-- Opening Marker --
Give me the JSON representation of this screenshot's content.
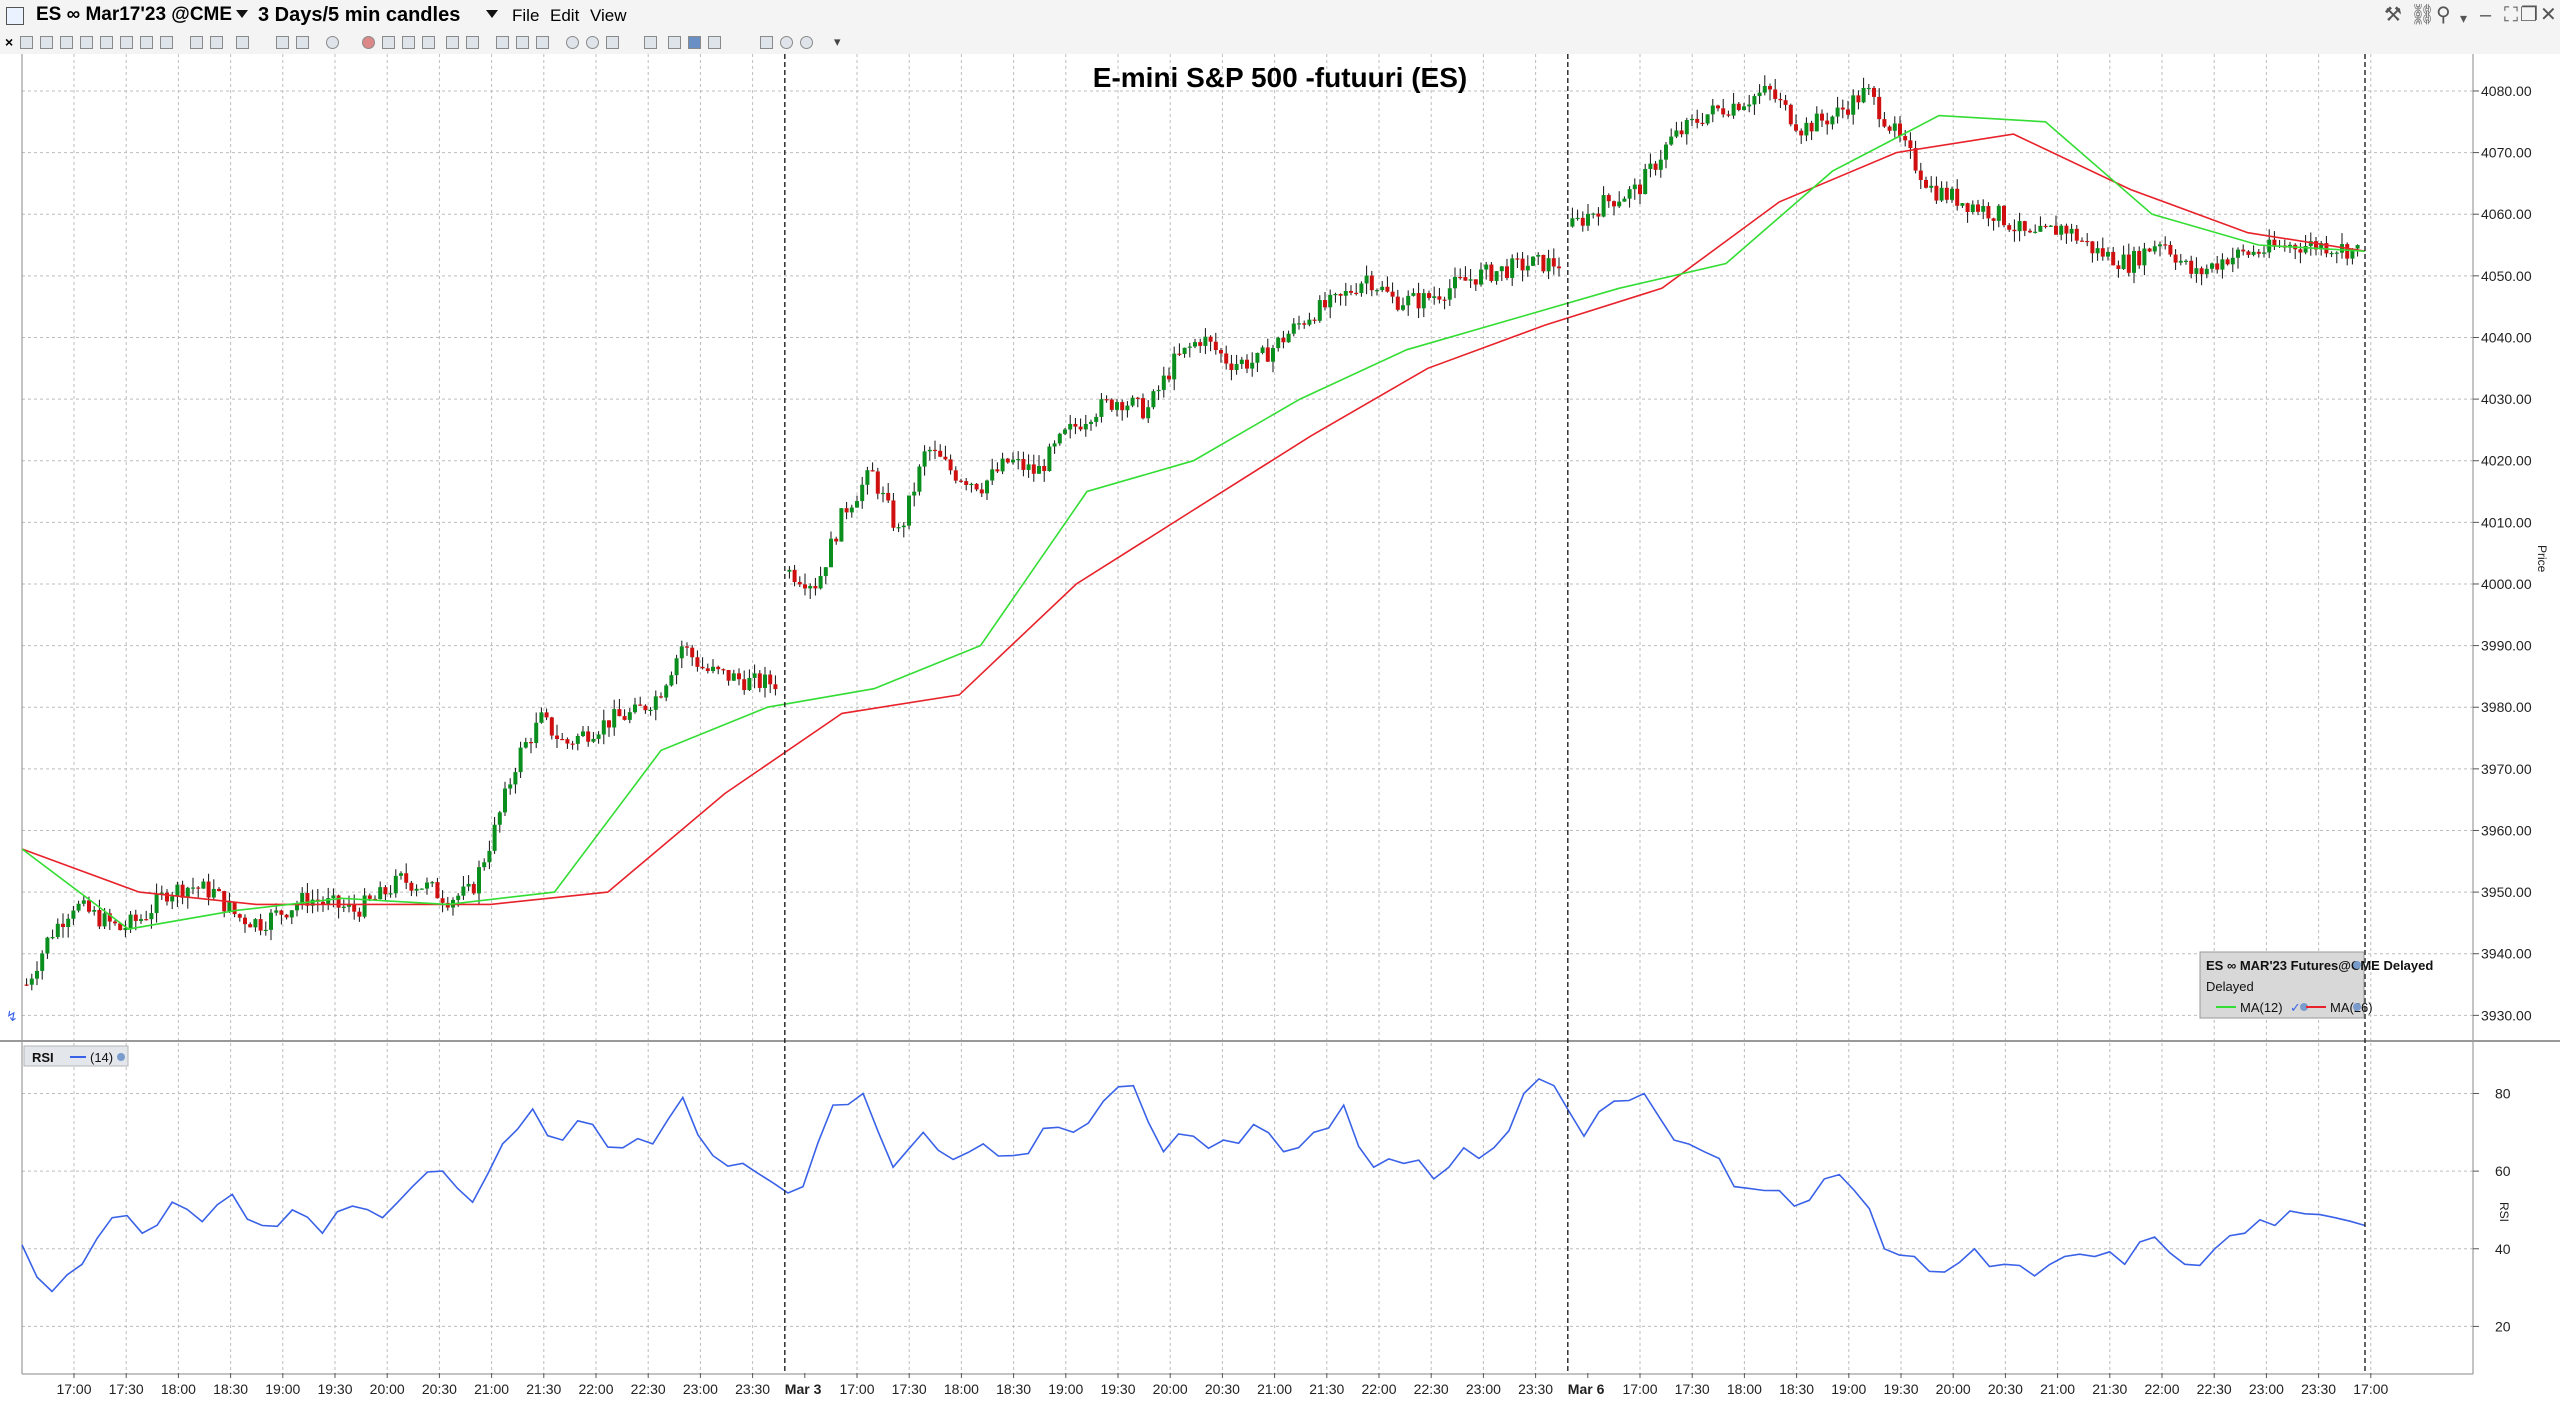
{
  "window": {
    "symbol": "ES ∞ Mar17'23 @CME",
    "period": "3 Days/5 min candles",
    "menus": [
      "File",
      "Edit",
      "View"
    ]
  },
  "colors": {
    "up_candle": "#0a8f1e",
    "down_candle": "#d01010",
    "ma12": "#33dd33",
    "ma26": "#e8222a",
    "rsi": "#3a62e8",
    "grid": "#bdbdbd"
  },
  "chart_data": [
    {
      "type": "candlestick",
      "title": "E-mini S&P 500 -futuuri (ES)",
      "ylabel": "Price",
      "ylim": [
        3926,
        4086
      ],
      "y_ticks": [
        "4080.00",
        "4070.00",
        "4060.00",
        "4050.00",
        "4040.00",
        "4030.00",
        "4020.00",
        "4010.00",
        "4000.00",
        "3990.00",
        "3980.00",
        "3970.00",
        "3960.00",
        "3950.00",
        "3940.00",
        "3930.00"
      ],
      "x_ticks": [
        "17:00",
        "17:30",
        "18:00",
        "18:30",
        "19:00",
        "19:30",
        "20:00",
        "20:30",
        "21:00",
        "21:30",
        "22:00",
        "22:30",
        "23:00",
        "23:30",
        "Mar 3",
        "17:00",
        "17:30",
        "18:00",
        "18:30",
        "19:00",
        "19:30",
        "20:00",
        "20:30",
        "21:00",
        "21:30",
        "22:00",
        "22:30",
        "23:00",
        "23:30",
        "Mar 6",
        "17:00",
        "17:30",
        "18:00",
        "18:30",
        "19:00",
        "19:30",
        "20:00",
        "20:30",
        "21:00",
        "21:30",
        "22:00",
        "22:30",
        "23:00",
        "23:30",
        "17:00"
      ],
      "session_dividers": [
        "Mar 3",
        "Mar 6"
      ],
      "grid": true,
      "legend_placement": "bottom-right",
      "legend": {
        "title": "ES ∞ MAR'23 Futures@CME Delayed",
        "subtitle": "Delayed",
        "items": [
          "MA(12)",
          "MA(26)"
        ]
      },
      "series_anchors": [
        {
          "name": "session 1",
          "close": [
            3935,
            3943,
            3948,
            3946,
            3944,
            3946,
            3950,
            3951,
            3950,
            3946,
            3945,
            3947,
            3949,
            3948,
            3947,
            3949,
            3952,
            3951,
            3949,
            3950,
            3960,
            3972,
            3978,
            3974,
            3976,
            3978,
            3979,
            3982,
            3990,
            3986,
            3985,
            3984,
            3984
          ]
        },
        {
          "name": "session 2",
          "close": [
            4002,
            4000,
            4012,
            4018,
            4008,
            4022,
            4018,
            4016,
            4020,
            4018,
            4024,
            4028,
            4030,
            4028,
            4036,
            4040,
            4036,
            4036,
            4040,
            4044,
            4046,
            4050,
            4046,
            4046,
            4048,
            4050,
            4051,
            4052,
            4052
          ]
        },
        {
          "name": "session 3",
          "close": [
            4058,
            4062,
            4064,
            4072,
            4076,
            4078,
            4080,
            4074,
            4076,
            4080,
            4072,
            4064,
            4062,
            4060,
            4056,
            4058,
            4054,
            4052,
            4056,
            4050,
            4053,
            4054,
            4055,
            4055,
            4054
          ]
        },
        {
          "name": "MA(12)",
          "value": [
            3957,
            3944,
            3947,
            3949,
            3948,
            3950,
            3973,
            3980,
            3983,
            3990,
            4015,
            4020,
            4030,
            4038,
            4043,
            4048,
            4052,
            4067,
            4076,
            4075,
            4060,
            4055,
            4054
          ]
        },
        {
          "name": "MA(26)",
          "value": [
            3957,
            3950,
            3948,
            3948,
            3948,
            3950,
            3966,
            3979,
            3982,
            4000,
            4012,
            4024,
            4035,
            4042,
            4048,
            4062,
            4070,
            4073,
            4064,
            4057,
            4054
          ]
        }
      ]
    },
    {
      "type": "line",
      "title": "RSI",
      "series_label": "(14)",
      "ylabel": "RSI",
      "ylim": [
        8,
        93
      ],
      "y_ticks": [
        "80",
        "60",
        "40",
        "20"
      ],
      "rsi_anchors": [
        41,
        29,
        36,
        48,
        44,
        52,
        47,
        54,
        46,
        50,
        44,
        51,
        48,
        56,
        60,
        52,
        67,
        76,
        68,
        72,
        66,
        67,
        79,
        64,
        62,
        57,
        56,
        77,
        80,
        61,
        70,
        63,
        67,
        64,
        71,
        70,
        78,
        82,
        65,
        69,
        68,
        72,
        65,
        70,
        77,
        61,
        62,
        58,
        66,
        66,
        80,
        82,
        69,
        78,
        80,
        68,
        65,
        56,
        55,
        51,
        58,
        55,
        40,
        38,
        34,
        40,
        36,
        33,
        38,
        38,
        36,
        43,
        36,
        40,
        44,
        46,
        49,
        48,
        46
      ]
    }
  ]
}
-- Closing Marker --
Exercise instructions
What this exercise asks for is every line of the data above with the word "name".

Solution for this problem
          "name": "session 1",
          "name": "session 2",
          "name": "session 3",
          "name": "MA(12)",
          "name": "MA(26)",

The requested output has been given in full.